-- ACTIVITY --
Show every line of the data that includes the word "this".

-- Items from an interface collection --

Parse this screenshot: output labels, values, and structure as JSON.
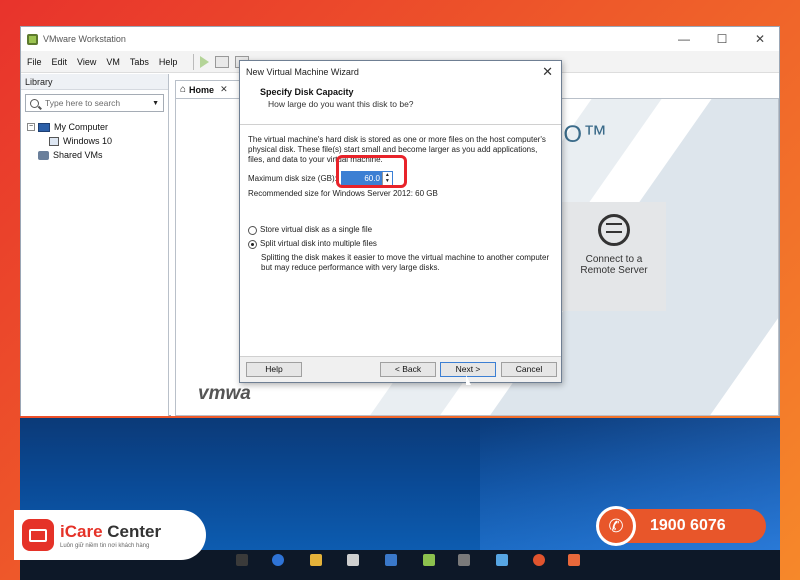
{
  "window": {
    "title": "VMware Workstation",
    "controls": [
      "—",
      "☐",
      "✕"
    ]
  },
  "menu": [
    {
      "label": "File"
    },
    {
      "label": "Edit"
    },
    {
      "label": "View"
    },
    {
      "label": "VM"
    },
    {
      "label": "Tabs"
    },
    {
      "label": "Help"
    }
  ],
  "library": {
    "header": "Library",
    "search_placeholder": "Type here to search",
    "tree": {
      "root": "My Computer",
      "child": "Windows 10",
      "shared": "Shared VMs"
    }
  },
  "home_tab": {
    "label": "Home"
  },
  "home_content": {
    "pro_text": "RO™",
    "remote_label_1": "Connect to a",
    "remote_label_2": "Remote Server",
    "brand_mark": "vmwa"
  },
  "dialog": {
    "title": "New Virtual Machine Wizard",
    "heading": "Specify Disk Capacity",
    "subheading": "How large do you want this disk to be?",
    "description": "The virtual machine's hard disk is stored as one or more files on the host computer's physical disk. These file(s) start small and become larger as you add applications, files, and data to your virtual machine.",
    "size_label": "Maximum disk size (GB):",
    "size_value": "60.0",
    "recommended": "Recommended size for Windows Server 2012: 60 GB",
    "option_single": "Store virtual disk as a single file",
    "option_multiple": "Split virtual disk into multiple files",
    "selected_option": "multiple",
    "split_note": "Splitting the disk makes it easier to move the virtual machine to another computer but may reduce performance with very large disks.",
    "buttons": {
      "help": "Help",
      "back": "< Back",
      "next": "Next >",
      "cancel": "Cancel"
    }
  },
  "branding": {
    "name_part1": "iCare",
    "name_part2": "Center",
    "tagline": "Luôn giữ niềm tin nơi khách hàng",
    "hotline": "1900 6076",
    "accent": "#e53228"
  }
}
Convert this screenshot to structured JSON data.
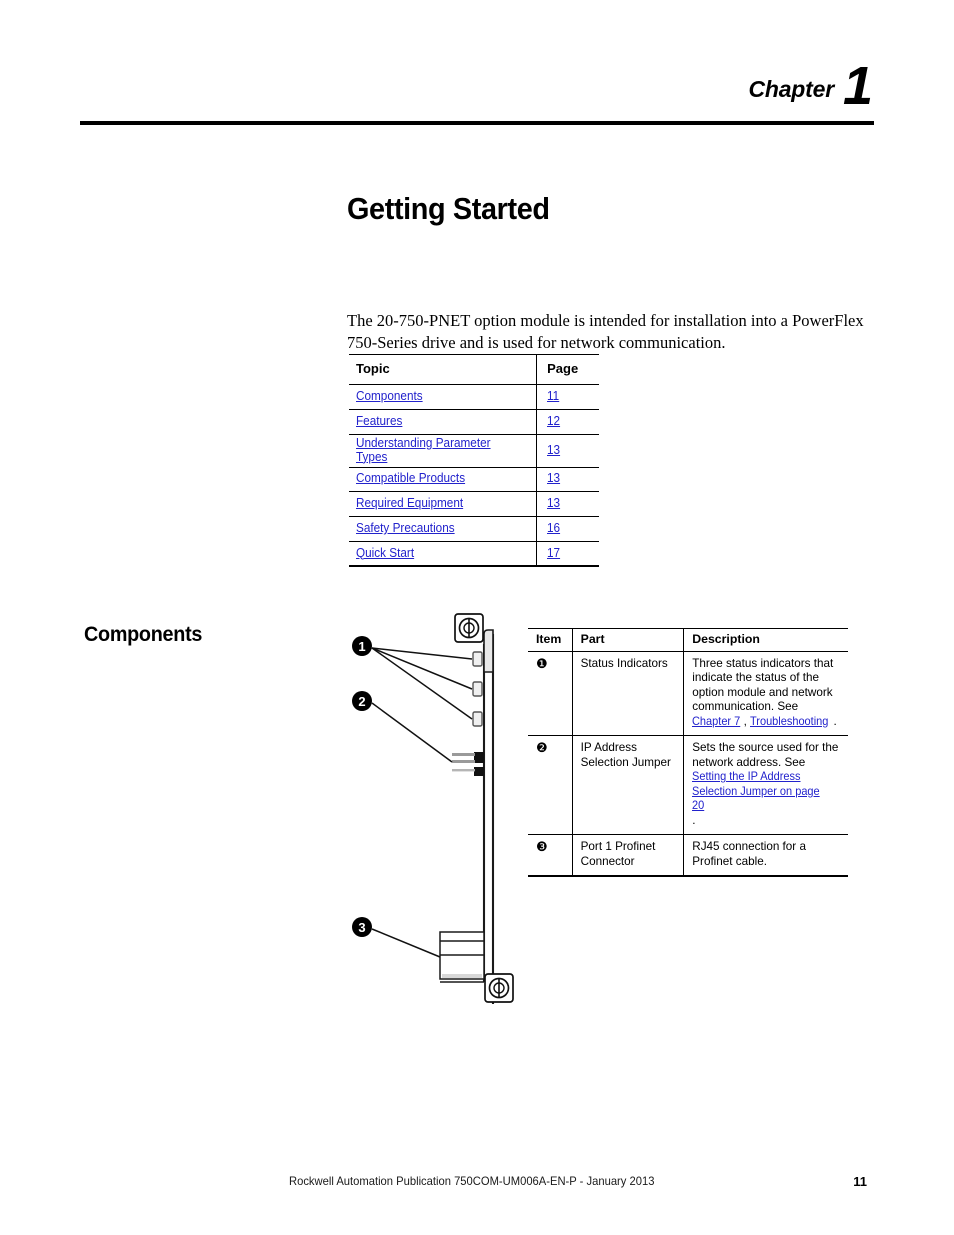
{
  "header": {
    "chapter_word": "Chapter",
    "chapter_number": "1"
  },
  "page_title": "Getting Started",
  "intro": "The 20-750-PNET option module is intended for installation into a PowerFlex 750-Series drive and is used for network communication.",
  "topics_table": {
    "headers": {
      "topic": "Topic",
      "page": "Page"
    },
    "rows": [
      {
        "topic": "Components",
        "page": "11"
      },
      {
        "topic": "Features",
        "page": "12"
      },
      {
        "topic": "Understanding Parameter Types",
        "page": "13"
      },
      {
        "topic": "Compatible Products",
        "page": "13"
      },
      {
        "topic": "Required Equipment",
        "page": "13"
      },
      {
        "topic": "Safety Precautions",
        "page": "16"
      },
      {
        "topic": "Quick Start",
        "page": "17"
      }
    ]
  },
  "components_section": {
    "heading": "Components",
    "table": {
      "headers": {
        "item": "Item",
        "part": "Part",
        "description": "Description"
      },
      "rows": [
        {
          "item": "❶",
          "part": "Status Indicators",
          "desc_pre": "Three status indicators that indicate the status of the option module and network communication. See ",
          "desc_link1": "Chapter 7",
          "desc_mid": ", ",
          "desc_link2": "Troubleshooting",
          "desc_post": "."
        },
        {
          "item": "❷",
          "part": "IP Address Selection Jumper",
          "desc_pre": "Sets the source used for the network address. See ",
          "desc_link1": "Setting the IP Address Selection Jumper on page 20",
          "desc_mid": "",
          "desc_link2": "",
          "desc_post": "."
        },
        {
          "item": "❸",
          "part": "Port 1 Profinet Connector",
          "desc_pre": "RJ45 connection for a Profinet cable.",
          "desc_link1": "",
          "desc_mid": "",
          "desc_link2": "",
          "desc_post": ""
        }
      ]
    },
    "illustration": {
      "callout_1": "❶",
      "callout_2": "❷",
      "callout_3": "❸"
    }
  },
  "footer": {
    "publication": "Rockwell Automation Publication 750COM-UM006A-EN-P - January 2013",
    "page_number": "11"
  },
  "colors": {
    "link": "#2222cc",
    "text": "#000000"
  }
}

-- WRITTEN ANSWER --
Parse this screenshot: output labels, values, and structure as JSON.
    "subheading": "How large do you want this disk to be?",
Convert this screenshot to structured JSON data.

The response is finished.